by Buck Brannaman[wpvideo S1KugXKT] Betty Staley, Dressage Expert: “There is a school of thought in dressage that backing the horse is detrimental to the horse's forward mindset. Personally, I don't agree with that. There's people that don't back a horse until he's about, I don't know, second, third, fourth levels, somewhere up in there, which is getting pretty far long in the horse's career. Backing Is Natural To The Horse “Horses back up naturally with no problems. They don't confuse backing up with going forward in any way, shape or form. So, I assume that when a horse can do something naturally, we can use it, we can train it without confusing them as long as we're not confused about it. If a rider is confused about how to back up and go forward, then they might have problems, but the horses don't have any problem doing it. So I start very young. My horse is backed from a very early age. Horses Must Learn to Yield to Pressure “Backing is a useful tool on the ground. Horses that don't back up can get hurt, can get terribly hurt. And teaching a horse to yield to pressure is a lifesaver for the horse because where we keep them, even though my horses live in a pasture, we keep them in confinement when we put them in a horse trailer, when we put them in a stall, when we tie them up. And if they know how to yield to pressure, they're much more likely to survive our world. They live in our world. We don't live in theirs. And so, we have put all these things around them that are harmful to them. It can cause them their lives essentially. It is our obligation to teach them how to live in confinement in a safe way. Backing On Command Improves Safety “And so, the horse that can back up, if he inadvertently get himself in a corner or is in a trailer he can back out of trouble. He won't panic and put his front feet in the manger. He'll know how to back up when he feels the pressure of the manger in front of his chest, he'll know to back up. But, I know too many horses that someone has never bothered to teach them to back up and they will end up putting both front feet in the manger and hurting themselves just horribly. So, backing up is a good tool to have. Buck Brannaman (speaking to the horse & the audience): “I make a postural change, when I get a little breakthrough… Stay faced up there…When I do this, I'm saying, ‘Yield to me.’ There you go. Keep looking at me though. You could yield to me here. There. Hey, don't look off. That's kind of shutting you out. We can't have that. Keep looking at me. Keep looking at me. I need these feet. The pressure is right in front of her so she needs to find her way back. Not there. I can block the sides. There. I'll pat her, but she needs to find out that my space is pretty valuable to me, that I'm not going to compromise that. This would be the first method that I'd use to back on. Block The Sides “Some of you see me take hold of that halter and lead rope up close. You wouldn't do it on one like this, because she might hurt you. But as soon as I get her feet coming loose I could. There's only one way that's open for you right now, it's back. I block the sides. There, and that's the timing. If you're late in blocking the sides, and you let her get half way around you, you are never going to get her back anyway, just going to get her upset. But you block the sides. The backing up can take care of itself, There, a little more, There. She sees the release, there, right in the feet. Stay straight, there. She says, well, that's a lot easier than all that fussing. Now can she go on back. I might need this later on. There, that's pretty good.

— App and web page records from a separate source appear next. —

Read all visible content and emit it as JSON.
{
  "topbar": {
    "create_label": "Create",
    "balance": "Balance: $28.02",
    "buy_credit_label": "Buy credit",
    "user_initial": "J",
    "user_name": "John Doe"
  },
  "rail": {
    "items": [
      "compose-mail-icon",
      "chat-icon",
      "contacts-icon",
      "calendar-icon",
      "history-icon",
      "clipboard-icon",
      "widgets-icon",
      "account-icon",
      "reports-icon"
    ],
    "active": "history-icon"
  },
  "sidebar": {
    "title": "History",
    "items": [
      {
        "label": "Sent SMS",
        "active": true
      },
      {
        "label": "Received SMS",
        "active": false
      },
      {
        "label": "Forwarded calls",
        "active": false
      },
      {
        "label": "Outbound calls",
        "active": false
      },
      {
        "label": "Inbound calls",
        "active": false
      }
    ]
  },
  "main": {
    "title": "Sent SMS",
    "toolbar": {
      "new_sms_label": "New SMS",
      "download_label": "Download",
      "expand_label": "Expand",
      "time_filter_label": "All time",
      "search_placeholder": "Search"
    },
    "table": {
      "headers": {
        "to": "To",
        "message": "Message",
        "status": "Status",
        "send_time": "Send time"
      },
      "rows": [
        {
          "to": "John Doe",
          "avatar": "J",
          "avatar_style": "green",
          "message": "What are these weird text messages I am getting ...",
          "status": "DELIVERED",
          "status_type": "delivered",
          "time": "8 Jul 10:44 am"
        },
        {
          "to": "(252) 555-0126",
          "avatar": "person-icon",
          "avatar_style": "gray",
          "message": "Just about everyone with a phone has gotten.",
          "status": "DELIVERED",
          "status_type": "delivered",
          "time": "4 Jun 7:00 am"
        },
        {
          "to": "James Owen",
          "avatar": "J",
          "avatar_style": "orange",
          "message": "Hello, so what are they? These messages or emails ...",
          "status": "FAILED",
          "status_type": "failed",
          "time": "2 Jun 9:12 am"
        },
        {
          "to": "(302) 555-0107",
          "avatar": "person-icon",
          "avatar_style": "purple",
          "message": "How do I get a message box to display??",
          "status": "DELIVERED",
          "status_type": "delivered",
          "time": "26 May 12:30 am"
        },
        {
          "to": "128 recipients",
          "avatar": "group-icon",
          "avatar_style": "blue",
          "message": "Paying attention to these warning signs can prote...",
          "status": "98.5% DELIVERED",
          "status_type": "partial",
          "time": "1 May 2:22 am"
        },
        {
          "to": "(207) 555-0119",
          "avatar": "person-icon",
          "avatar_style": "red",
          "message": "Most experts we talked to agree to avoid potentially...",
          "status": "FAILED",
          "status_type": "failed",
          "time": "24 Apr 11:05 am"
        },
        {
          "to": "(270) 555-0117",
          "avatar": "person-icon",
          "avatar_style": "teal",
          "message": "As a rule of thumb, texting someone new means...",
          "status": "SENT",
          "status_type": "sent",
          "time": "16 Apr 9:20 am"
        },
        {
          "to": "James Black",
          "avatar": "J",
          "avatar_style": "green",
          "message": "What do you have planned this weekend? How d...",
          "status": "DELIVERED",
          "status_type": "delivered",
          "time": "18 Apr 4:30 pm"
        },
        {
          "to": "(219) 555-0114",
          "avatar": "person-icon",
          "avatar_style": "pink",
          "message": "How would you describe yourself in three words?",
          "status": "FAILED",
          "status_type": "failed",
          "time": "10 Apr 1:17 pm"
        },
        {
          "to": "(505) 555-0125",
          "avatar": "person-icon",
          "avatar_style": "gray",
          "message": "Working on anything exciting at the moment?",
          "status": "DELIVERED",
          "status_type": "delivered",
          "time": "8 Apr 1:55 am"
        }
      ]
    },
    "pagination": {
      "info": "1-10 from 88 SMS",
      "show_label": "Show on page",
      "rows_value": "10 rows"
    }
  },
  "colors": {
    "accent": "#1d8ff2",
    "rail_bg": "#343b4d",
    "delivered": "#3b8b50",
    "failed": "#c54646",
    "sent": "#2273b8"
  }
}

Excerpted from, 7 Clinics with Buck Brannaman Vol 1 Cedar Creek Producations, LLC © 2012 All Rights Reserved This excerpt presented by permission of Trafalgar Square Books